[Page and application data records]
|---|

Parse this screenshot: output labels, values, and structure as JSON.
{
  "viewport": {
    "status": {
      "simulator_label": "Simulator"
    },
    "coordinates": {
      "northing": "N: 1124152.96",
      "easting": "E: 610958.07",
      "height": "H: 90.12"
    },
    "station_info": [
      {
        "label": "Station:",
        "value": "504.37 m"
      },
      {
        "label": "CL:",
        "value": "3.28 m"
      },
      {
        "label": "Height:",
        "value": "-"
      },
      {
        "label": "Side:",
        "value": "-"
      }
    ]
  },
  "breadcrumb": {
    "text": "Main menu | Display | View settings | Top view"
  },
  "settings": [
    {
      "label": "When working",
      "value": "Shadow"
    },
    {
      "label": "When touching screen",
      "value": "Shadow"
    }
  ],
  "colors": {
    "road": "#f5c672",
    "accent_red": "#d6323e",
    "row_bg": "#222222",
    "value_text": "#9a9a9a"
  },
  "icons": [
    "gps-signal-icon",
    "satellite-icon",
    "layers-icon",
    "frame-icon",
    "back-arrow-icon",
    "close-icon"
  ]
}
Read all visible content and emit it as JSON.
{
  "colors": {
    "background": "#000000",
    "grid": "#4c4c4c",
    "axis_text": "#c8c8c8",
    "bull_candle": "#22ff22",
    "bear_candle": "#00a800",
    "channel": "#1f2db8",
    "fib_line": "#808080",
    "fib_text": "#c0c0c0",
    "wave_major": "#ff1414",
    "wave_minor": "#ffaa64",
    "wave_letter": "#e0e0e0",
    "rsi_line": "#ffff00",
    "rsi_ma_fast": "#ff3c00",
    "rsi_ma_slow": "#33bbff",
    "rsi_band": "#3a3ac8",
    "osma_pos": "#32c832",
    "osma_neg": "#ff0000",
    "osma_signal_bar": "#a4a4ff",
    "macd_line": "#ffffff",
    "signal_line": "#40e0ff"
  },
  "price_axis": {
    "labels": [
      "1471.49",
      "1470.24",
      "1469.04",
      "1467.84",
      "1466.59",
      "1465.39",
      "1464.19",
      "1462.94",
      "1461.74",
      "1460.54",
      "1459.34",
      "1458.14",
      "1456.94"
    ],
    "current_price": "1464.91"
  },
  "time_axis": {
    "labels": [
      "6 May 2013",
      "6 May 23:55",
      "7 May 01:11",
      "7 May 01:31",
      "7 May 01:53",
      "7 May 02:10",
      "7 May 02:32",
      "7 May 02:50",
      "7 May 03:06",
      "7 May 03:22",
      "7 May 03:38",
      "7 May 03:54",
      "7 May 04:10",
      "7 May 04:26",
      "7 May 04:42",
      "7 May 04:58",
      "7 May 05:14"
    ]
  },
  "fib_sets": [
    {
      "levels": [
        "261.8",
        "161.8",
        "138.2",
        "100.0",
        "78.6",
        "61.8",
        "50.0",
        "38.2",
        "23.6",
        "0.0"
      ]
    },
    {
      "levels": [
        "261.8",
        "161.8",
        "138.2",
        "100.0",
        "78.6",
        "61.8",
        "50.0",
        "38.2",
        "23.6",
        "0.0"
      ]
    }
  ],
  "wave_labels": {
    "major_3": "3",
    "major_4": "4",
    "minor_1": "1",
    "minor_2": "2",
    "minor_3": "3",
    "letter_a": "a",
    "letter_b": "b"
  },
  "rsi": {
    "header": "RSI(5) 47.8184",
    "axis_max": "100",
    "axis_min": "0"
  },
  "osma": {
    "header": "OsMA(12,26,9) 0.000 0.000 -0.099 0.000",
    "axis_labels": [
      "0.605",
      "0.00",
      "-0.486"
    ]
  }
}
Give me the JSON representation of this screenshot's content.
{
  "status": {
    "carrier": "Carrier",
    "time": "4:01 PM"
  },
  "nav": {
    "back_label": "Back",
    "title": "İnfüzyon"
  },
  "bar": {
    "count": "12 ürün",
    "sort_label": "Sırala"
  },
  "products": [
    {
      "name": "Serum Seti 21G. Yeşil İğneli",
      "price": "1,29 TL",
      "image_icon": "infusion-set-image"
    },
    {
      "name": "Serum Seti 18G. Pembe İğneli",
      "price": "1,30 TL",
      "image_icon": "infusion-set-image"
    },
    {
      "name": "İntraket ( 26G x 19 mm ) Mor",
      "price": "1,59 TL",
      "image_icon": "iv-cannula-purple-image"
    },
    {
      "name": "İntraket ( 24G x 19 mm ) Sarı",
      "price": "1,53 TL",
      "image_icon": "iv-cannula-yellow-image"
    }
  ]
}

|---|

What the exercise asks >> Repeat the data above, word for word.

Written reply >>
Parse this screenshot: output labels, values, and structure as JSON.
{
  "viewport": {
    "status": {
      "simulator_label": "Simulator"
    },
    "coordinates": {
      "northing": "N: 1124152.96",
      "easting": "E: 610958.07",
      "height": "H: 90.12"
    },
    "station_info": [
      {
        "label": "Station:",
        "value": "504.37 m"
      },
      {
        "label": "CL:",
        "value": "3.28 m"
      },
      {
        "label": "Height:",
        "value": "-"
      },
      {
        "label": "Side:",
        "value": "-"
      }
    ]
  },
  "breadcrumb": {
    "text": "Main menu | Display | View settings | Top view"
  },
  "settings": [
    {
      "label": "When working",
      "value": "Shadow"
    },
    {
      "label": "When touching screen",
      "value": "Shadow"
    }
  ],
  "colors": {
    "road": "#f5c672",
    "accent_red": "#d6323e",
    "row_bg": "#222222",
    "value_text": "#9a9a9a"
  },
  "icons": [
    "gps-signal-icon",
    "satellite-icon",
    "layers-icon",
    "frame-icon",
    "back-arrow-icon",
    "close-icon"
  ]
}
Read all visible content and emit it as JSON.
{
  "colors": {
    "background": "#000000",
    "grid": "#4c4c4c",
    "axis_text": "#c8c8c8",
    "bull_candle": "#22ff22",
    "bear_candle": "#00a800",
    "channel": "#1f2db8",
    "fib_line": "#808080",
    "fib_text": "#c0c0c0",
    "wave_major": "#ff1414",
    "wave_minor": "#ffaa64",
    "wave_letter": "#e0e0e0",
    "rsi_line": "#ffff00",
    "rsi_ma_fast": "#ff3c00",
    "rsi_ma_slow": "#33bbff",
    "rsi_band": "#3a3ac8",
    "osma_pos": "#32c832",
    "osma_neg": "#ff0000",
    "osma_signal_bar": "#a4a4ff",
    "macd_line": "#ffffff",
    "signal_line": "#40e0ff"
  },
  "price_axis": {
    "labels": [
      "1471.49",
      "1470.24",
      "1469.04",
      "1467.84",
      "1466.59",
      "1465.39",
      "1464.19",
      "1462.94",
      "1461.74",
      "1460.54",
      "1459.34",
      "1458.14",
      "1456.94"
    ],
    "current_price": "1464.91"
  },
  "time_axis": {
    "labels": [
      "6 May 2013",
      "6 May 23:55",
      "7 May 01:11",
      "7 May 01:31",
      "7 May 01:53",
      "7 May 02:10",
      "7 May 02:32",
      "7 May 02:50",
      "7 May 03:06",
      "7 May 03:22",
      "7 May 03:38",
      "7 May 03:54",
      "7 May 04:10",
      "7 May 04:26",
      "7 May 04:42",
      "7 May 04:58",
      "7 May 05:14"
    ]
  },
  "fib_sets": [
    {
      "levels": [
        "261.8",
        "161.8",
        "138.2",
        "100.0",
        "78.6",
        "61.8",
        "50.0",
        "38.2",
        "23.6",
        "0.0"
      ]
    },
    {
      "levels": [
        "261.8",
        "161.8",
        "138.2",
        "100.0",
        "78.6",
        "61.8",
        "50.0",
        "38.2",
        "23.6",
        "0.0"
      ]
    }
  ],
  "wave_labels": {
    "major_3": "3",
    "major_4": "4",
    "minor_1": "1",
    "minor_2": "2",
    "minor_3": "3",
    "letter_a": "a",
    "letter_b": "b"
  },
  "rsi": {
    "header": "RSI(5) 47.8184",
    "axis_max": "100",
    "axis_min": "0"
  },
  "osma": {
    "header": "OsMA(12,26,9) 0.000 0.000 -0.099 0.000",
    "axis_labels": [
      "0.605",
      "0.00",
      "-0.486"
    ]
  }
}
Give me the JSON representation of this screenshot's content.
{
  "status": {
    "carrier": "Carrier",
    "time": "4:01 PM"
  },
  "nav": {
    "back_label": "Back",
    "title": "İnfüzyon"
  },
  "bar": {
    "count": "12 ürün",
    "sort_label": "Sırala"
  },
  "products": [
    {
      "name": "Serum Seti 21G. Yeşil İğneli",
      "price": "1,29 TL",
      "image_icon": "infusion-set-image"
    },
    {
      "name": "Serum Seti 18G. Pembe İğneli",
      "price": "1,30 TL",
      "image_icon": "infusion-set-image"
    },
    {
      "name": "İntraket ( 26G x 19 mm ) Mor",
      "price": "1,59 TL",
      "image_icon": "iv-cannula-purple-image"
    },
    {
      "name": "İntraket ( 24G x 19 mm ) Sarı",
      "price": "1,53 TL",
      "image_icon": "iv-cannula-yellow-image"
    }
  ]
}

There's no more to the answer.